[Task item]
Find all lines in the listing that include the word "placeholder", then copy them.

--- START ---

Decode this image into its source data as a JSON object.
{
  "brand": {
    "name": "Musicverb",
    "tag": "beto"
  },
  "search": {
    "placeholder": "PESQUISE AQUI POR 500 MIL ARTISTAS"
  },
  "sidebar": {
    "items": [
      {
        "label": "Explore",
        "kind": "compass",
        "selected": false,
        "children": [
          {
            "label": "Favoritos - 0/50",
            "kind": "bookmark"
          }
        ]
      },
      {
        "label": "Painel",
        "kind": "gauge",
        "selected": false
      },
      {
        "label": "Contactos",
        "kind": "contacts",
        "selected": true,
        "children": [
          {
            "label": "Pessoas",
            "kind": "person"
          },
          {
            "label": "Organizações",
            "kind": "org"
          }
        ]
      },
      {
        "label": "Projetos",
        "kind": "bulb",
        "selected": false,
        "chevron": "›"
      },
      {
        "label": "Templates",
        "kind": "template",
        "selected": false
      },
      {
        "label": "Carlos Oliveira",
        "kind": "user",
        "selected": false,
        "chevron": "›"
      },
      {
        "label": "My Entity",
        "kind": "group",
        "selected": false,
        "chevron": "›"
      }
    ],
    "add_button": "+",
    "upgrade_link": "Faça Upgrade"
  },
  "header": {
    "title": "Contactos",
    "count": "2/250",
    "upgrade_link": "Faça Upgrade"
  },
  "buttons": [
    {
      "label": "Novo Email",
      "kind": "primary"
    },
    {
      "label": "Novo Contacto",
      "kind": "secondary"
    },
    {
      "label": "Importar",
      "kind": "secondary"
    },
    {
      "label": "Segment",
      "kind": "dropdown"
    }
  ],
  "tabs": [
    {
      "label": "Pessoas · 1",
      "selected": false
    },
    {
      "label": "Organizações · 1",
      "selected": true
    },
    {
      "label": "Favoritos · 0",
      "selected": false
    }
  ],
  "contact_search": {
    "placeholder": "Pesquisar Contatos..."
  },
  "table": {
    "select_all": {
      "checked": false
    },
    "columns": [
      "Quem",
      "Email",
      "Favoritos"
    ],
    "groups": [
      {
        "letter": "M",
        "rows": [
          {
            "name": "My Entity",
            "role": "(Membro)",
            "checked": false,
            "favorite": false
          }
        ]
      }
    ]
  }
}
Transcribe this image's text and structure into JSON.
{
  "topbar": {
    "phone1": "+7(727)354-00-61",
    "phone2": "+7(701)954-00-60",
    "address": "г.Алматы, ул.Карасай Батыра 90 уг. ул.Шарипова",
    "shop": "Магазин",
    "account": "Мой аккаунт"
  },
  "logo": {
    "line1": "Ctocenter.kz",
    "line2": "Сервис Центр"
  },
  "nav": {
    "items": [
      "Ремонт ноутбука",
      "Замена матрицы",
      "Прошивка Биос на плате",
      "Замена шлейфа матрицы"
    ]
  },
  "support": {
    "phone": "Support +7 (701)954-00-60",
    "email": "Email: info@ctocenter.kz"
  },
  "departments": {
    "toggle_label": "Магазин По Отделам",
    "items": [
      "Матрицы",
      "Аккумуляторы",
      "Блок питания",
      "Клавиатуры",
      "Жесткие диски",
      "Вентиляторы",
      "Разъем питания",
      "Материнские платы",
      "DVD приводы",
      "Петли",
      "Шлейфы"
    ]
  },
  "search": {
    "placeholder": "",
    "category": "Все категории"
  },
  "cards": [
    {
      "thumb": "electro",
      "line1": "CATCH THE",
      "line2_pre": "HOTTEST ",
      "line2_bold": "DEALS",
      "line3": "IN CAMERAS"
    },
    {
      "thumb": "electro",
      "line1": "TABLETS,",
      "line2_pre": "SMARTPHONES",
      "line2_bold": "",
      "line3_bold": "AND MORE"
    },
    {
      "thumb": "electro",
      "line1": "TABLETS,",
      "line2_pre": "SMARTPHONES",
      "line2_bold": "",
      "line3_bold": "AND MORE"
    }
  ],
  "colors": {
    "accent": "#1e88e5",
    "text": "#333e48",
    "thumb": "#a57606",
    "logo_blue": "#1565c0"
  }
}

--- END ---

[Solution below]
    "placeholder": "PESQUISE AQUI POR 500 MIL ARTISTAS"
    "placeholder": "Pesquisar Contatos..."
    "placeholder": "",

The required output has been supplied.